■ What you should do: Count every line below that holds the word "likes", and give the number with no other words.

━━ Exercise materials ━━

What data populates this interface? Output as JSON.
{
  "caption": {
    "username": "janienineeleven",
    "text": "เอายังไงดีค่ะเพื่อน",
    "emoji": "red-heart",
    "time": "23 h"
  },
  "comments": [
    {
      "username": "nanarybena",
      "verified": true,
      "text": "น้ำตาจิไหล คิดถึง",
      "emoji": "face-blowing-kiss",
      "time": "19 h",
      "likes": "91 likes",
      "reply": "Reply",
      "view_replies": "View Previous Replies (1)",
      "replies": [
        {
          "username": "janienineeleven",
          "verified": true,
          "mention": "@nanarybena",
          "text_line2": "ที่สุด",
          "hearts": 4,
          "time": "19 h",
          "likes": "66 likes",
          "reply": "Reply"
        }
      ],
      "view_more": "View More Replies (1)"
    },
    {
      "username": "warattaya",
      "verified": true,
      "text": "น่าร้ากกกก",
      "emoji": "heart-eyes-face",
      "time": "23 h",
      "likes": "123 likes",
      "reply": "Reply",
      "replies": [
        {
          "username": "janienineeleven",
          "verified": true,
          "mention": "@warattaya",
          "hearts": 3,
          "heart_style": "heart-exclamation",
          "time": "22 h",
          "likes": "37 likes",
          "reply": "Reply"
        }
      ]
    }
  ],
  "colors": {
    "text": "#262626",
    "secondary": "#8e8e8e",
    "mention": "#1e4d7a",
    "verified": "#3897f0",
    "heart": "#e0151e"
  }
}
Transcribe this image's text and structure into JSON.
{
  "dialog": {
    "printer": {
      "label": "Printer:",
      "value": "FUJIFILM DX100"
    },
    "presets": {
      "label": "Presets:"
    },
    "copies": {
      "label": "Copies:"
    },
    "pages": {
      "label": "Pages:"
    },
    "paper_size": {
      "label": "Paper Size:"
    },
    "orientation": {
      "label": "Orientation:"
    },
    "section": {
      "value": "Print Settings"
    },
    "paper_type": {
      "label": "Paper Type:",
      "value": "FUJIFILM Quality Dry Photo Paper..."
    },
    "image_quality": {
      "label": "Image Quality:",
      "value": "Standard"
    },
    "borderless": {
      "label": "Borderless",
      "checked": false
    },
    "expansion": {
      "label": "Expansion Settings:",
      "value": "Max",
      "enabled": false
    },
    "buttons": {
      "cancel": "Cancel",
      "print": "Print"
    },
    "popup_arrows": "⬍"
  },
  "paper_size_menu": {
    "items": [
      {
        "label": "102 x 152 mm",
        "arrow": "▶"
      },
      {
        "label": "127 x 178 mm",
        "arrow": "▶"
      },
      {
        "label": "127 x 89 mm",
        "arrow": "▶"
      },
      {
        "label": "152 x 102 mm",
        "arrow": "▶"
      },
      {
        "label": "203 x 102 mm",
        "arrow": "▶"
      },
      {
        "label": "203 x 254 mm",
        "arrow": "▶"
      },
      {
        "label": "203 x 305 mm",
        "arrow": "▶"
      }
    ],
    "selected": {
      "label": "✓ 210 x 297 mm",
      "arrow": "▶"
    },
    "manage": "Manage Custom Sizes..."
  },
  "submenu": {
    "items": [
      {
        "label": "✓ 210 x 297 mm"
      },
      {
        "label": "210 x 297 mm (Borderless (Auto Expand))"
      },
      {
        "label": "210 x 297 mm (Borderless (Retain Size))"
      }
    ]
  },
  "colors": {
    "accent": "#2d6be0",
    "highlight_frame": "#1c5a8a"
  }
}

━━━

■ Result below: 4